Author ORCID Identifier
Light-rail transit (LRT), which includes modern streetcars, trolleys, and heritage trolleys, is one of the fastest growing modes of public transportation in the United States. To reduce the cost and complexity of construction, most LRT systems have their tracks placed on city streets, in medians, or in separate at-grade rights-of-way with at-grade crossings. Operating light-rail vehicles (LRVs) along these alignments introduces new conflicts and increases the risk of collisions with vulnerable road users (VRUs) including pedestrians, bicyclists, and electric scooter riders. This study has two main objectives: (1) to review and evaluate the existing body of knowledge and the state of practice regarding safety of VRUs in LRT environments; and (2) to synthesize this information and package the results in a “Best Practices Resource Guide” and a companion “PowerPoint Presentation” for use in improving the safety of VRUs in existing LRT systems and advancing the professional capacity of transit workforce. Metropolitan Planning Organizations and State DOTs should also benefit from this resource information in the planning and design of new LRT systems. This report presents a wide range of physical, educational, and enforcement treatments for improving the safety of VRUs in LRT environments. The selection of a particular treatment for use at an LRT grade crossing or station should be based on an engineering study whose scope and complexity depend on local conditions.

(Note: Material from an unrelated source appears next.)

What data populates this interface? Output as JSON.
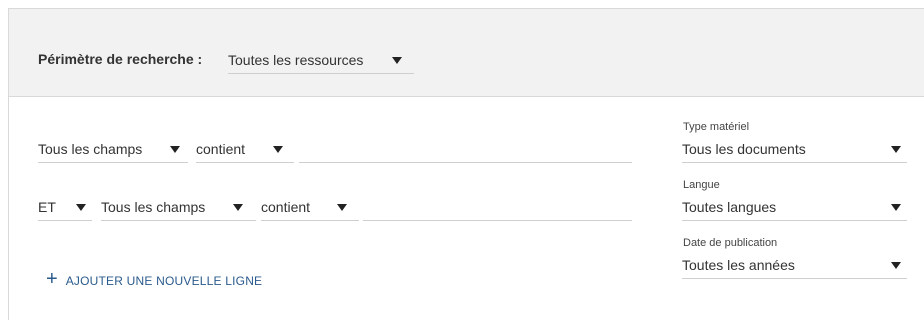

Factors that should be considered during device selection include 1) pedestrian‐LRV collision experience, 2) pedestrian volumes and peak flow rates, 3) train speeds, frequency of trains, number of tracks, and railroad traffic patterns, 4) sight distances available to pedestrians and LRV operators approaching the crossing, and 5) skew angle, if any, of the crossing relative to the LRT tracks.
Ahmed, S., & Bulut, R. (2021). Safety of Vulnerable Road Users (VRU's) in Light-Rail Transit (LRT) Environment. Retrieved from https://digitalcommons.lsu.edu/transet_pubs/121